* WHAT YOU NEED TO DO: Count every line below in which "http" occurs, then give only the count.

Items from an interface collection
================

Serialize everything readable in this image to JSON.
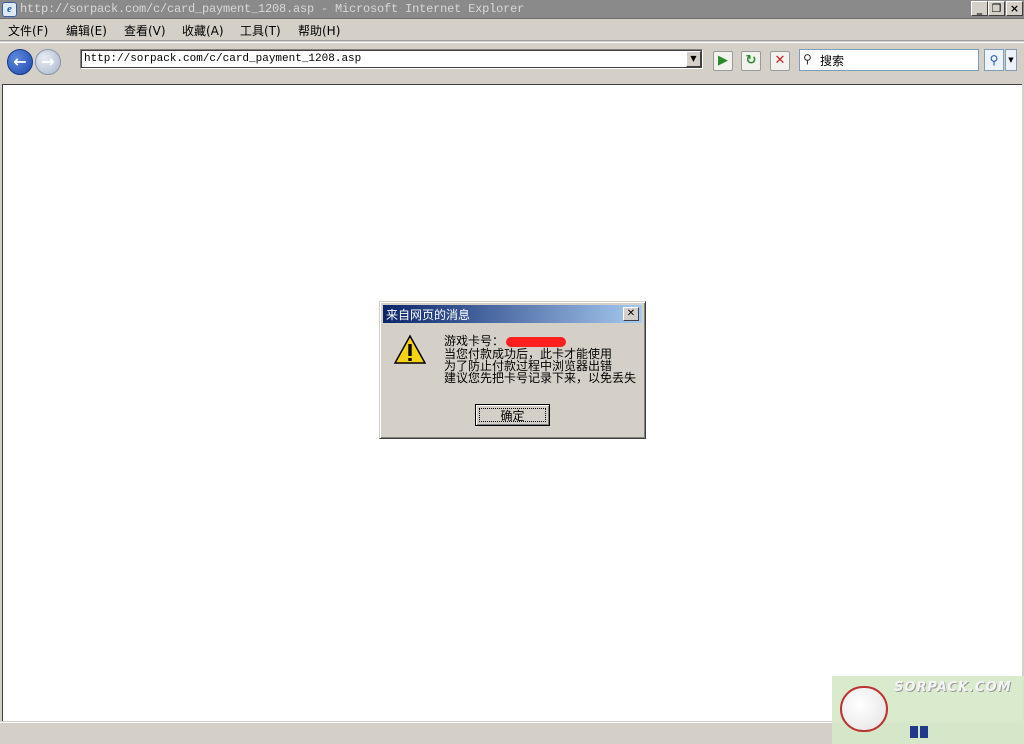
{
  "window": {
    "title": "http://sorpack.com/c/card_payment_1208.asp - Microsoft Internet Explorer",
    "controls": {
      "minimize": "_",
      "maximize": "❐",
      "close": "×"
    }
  },
  "menu": {
    "items": [
      "文件(F)",
      "编辑(E)",
      "查看(V)",
      "收藏(A)",
      "工具(T)",
      "帮助(H)"
    ]
  },
  "toolbar": {
    "address": "http://sorpack.com/c/card_payment_1208.asp",
    "search_value": "搜索",
    "icons": [
      "back-icon",
      "forward-icon",
      "go-icon",
      "refresh-icon",
      "stop-icon",
      "search-icon"
    ]
  },
  "dialog": {
    "title": "来自网页的消息",
    "lines": [
      "游戏卡号：",
      "当您付款成功后，此卡才能使用",
      "为了防止付款过程中浏览器出错",
      "建议您先把卡号记录下来，以免丢失"
    ],
    "ok_label": "确定",
    "icon": "warning-icon"
  },
  "watermark": {
    "text": "SORPACK.COM"
  },
  "colors": {
    "dialog_title_start": "#0a246a",
    "dialog_title_end": "#a6caf0",
    "redaction": "#ff1f1f",
    "chrome": "#d4d0c8"
  }
}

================

* ANSWER TO THE EXERCISE: 2